# Exercise materials
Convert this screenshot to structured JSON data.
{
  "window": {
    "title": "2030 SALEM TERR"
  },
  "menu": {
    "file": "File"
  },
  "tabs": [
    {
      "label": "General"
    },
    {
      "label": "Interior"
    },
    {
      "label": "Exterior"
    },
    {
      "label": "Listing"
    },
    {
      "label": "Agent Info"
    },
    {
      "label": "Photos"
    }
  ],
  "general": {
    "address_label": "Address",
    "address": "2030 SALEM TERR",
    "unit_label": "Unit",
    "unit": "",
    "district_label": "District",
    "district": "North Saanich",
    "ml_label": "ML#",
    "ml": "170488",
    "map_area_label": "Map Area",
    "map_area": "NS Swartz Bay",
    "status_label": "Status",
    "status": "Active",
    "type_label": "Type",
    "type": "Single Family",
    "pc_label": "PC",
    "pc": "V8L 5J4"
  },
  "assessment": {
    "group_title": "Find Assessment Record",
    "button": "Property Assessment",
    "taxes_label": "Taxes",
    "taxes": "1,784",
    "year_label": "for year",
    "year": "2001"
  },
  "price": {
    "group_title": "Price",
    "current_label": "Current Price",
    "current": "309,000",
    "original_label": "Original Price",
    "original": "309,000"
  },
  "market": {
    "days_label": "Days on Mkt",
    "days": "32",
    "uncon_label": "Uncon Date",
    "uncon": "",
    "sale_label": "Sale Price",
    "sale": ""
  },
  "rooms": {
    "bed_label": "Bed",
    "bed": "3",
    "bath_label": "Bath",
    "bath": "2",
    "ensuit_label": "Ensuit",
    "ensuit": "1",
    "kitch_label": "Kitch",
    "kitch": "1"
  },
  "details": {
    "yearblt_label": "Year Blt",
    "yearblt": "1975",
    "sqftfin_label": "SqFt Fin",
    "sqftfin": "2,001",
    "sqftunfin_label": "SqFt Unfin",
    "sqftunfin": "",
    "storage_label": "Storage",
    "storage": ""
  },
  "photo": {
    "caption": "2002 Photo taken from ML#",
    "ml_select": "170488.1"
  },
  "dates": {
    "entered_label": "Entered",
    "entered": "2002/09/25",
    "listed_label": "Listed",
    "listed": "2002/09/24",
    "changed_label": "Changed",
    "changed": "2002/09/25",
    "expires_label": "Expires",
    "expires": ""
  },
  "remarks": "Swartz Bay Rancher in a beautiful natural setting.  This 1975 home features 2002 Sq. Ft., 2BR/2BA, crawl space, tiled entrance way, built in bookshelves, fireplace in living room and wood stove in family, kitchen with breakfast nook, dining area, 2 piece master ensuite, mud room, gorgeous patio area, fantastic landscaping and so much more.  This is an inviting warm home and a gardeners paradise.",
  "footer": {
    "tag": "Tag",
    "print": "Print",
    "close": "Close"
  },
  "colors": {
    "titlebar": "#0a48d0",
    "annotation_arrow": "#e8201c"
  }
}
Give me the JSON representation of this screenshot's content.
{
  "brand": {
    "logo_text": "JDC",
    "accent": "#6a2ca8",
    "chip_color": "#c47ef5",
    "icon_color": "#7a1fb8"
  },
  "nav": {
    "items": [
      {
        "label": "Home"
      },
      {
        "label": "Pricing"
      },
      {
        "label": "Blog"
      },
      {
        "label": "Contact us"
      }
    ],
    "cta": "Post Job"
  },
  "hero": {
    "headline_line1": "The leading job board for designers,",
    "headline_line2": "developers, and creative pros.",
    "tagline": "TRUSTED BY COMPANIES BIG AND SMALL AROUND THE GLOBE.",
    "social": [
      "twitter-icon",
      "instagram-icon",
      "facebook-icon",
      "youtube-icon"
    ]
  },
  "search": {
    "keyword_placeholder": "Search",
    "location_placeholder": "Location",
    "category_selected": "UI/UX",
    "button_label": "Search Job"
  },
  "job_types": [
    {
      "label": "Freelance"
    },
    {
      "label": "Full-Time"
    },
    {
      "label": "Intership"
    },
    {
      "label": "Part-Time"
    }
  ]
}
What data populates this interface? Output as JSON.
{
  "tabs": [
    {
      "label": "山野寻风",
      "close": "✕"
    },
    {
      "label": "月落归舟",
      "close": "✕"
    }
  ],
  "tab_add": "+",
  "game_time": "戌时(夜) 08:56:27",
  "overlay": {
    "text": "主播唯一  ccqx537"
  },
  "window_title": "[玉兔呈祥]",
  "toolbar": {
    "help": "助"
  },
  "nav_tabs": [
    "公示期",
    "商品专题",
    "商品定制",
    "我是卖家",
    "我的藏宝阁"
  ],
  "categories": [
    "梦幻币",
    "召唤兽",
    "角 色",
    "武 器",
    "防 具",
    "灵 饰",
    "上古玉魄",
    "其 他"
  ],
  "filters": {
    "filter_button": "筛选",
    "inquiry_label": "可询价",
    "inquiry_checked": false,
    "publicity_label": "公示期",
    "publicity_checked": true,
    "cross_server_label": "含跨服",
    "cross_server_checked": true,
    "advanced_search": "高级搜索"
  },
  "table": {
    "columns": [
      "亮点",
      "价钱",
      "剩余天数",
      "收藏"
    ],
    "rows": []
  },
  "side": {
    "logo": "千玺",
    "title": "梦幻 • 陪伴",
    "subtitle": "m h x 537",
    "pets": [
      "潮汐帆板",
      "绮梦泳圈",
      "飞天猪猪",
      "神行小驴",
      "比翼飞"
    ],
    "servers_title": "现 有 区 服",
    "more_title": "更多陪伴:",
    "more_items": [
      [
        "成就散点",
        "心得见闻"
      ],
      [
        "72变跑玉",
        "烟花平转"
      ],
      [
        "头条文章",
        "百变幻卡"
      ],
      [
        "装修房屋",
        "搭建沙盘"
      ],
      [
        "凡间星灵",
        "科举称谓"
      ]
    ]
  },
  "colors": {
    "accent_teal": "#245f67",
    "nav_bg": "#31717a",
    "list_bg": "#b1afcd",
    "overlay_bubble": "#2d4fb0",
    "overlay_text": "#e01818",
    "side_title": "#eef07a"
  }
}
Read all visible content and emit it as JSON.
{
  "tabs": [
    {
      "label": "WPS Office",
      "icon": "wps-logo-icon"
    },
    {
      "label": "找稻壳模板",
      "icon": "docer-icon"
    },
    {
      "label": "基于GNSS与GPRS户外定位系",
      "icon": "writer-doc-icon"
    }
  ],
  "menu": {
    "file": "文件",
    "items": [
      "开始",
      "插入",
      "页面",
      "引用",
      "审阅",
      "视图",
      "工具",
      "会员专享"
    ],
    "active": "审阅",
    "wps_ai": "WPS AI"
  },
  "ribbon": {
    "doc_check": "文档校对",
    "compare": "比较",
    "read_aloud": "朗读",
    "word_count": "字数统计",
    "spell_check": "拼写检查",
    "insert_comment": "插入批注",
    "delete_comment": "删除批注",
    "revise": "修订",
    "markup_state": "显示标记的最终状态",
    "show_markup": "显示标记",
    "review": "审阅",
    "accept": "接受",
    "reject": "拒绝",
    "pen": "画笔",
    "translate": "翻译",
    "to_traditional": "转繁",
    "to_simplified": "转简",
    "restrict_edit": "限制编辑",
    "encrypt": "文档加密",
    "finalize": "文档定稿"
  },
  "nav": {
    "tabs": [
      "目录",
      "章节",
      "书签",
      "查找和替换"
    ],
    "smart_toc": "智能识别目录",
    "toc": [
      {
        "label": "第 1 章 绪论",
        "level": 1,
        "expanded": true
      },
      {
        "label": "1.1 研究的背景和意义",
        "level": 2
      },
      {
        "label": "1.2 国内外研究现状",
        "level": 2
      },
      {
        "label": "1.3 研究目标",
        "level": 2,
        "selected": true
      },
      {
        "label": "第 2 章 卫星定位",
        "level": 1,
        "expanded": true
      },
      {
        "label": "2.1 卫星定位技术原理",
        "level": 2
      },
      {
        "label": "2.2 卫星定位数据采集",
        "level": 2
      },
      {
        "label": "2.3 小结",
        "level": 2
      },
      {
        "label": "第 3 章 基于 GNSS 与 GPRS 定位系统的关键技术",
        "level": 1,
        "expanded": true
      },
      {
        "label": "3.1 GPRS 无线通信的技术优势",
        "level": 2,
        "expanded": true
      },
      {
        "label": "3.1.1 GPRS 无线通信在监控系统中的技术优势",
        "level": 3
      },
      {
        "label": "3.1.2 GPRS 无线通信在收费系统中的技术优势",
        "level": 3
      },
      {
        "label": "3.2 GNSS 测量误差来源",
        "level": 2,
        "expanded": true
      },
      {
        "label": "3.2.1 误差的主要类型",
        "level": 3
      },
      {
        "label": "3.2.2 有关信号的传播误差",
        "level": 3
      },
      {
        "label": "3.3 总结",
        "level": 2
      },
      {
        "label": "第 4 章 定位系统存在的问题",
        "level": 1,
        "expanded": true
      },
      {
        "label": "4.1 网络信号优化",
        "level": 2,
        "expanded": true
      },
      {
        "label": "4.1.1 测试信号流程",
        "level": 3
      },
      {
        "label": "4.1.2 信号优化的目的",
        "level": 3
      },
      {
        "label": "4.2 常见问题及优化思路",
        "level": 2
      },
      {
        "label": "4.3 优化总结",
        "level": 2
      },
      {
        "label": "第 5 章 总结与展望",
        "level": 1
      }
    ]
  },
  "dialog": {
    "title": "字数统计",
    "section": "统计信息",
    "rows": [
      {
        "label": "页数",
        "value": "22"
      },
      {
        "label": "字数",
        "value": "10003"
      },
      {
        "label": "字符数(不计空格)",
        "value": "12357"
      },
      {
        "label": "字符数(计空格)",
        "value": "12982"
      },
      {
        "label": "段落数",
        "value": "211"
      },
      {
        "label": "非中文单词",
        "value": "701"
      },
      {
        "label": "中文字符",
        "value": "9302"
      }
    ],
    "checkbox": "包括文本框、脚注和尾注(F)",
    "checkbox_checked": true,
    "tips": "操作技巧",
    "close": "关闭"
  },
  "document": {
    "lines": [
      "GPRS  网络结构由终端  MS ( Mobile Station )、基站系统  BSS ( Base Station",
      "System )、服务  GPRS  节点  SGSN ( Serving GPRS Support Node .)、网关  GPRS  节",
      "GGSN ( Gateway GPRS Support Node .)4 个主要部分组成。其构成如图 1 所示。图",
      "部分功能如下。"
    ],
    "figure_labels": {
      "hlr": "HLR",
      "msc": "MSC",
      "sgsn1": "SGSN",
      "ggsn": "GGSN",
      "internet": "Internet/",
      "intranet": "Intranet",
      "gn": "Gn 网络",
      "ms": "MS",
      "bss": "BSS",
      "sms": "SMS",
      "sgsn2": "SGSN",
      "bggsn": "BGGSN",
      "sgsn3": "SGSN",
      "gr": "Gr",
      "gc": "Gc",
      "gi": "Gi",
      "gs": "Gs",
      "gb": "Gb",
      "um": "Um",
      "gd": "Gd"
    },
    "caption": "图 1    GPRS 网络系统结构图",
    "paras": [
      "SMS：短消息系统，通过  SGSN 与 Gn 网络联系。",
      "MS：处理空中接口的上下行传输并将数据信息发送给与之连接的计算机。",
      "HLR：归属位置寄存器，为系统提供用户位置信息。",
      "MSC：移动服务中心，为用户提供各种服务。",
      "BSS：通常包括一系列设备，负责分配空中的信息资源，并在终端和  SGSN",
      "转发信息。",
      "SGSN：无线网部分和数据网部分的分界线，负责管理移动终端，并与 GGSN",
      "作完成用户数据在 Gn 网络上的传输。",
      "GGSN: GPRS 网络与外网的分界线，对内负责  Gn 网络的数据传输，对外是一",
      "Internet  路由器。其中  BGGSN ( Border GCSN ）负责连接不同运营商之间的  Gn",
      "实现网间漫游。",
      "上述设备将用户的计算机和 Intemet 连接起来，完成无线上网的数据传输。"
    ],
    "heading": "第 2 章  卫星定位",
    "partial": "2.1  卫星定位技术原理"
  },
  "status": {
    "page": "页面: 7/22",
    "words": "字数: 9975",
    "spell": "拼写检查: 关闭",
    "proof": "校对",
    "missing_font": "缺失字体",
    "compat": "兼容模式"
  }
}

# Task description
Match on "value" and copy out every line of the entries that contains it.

# Answer
        "value": "22"
        "value": "10003"
        "value": "12357"
        "value": "12982"
        "value": "211"
        "value": "701"
        "value": "9302"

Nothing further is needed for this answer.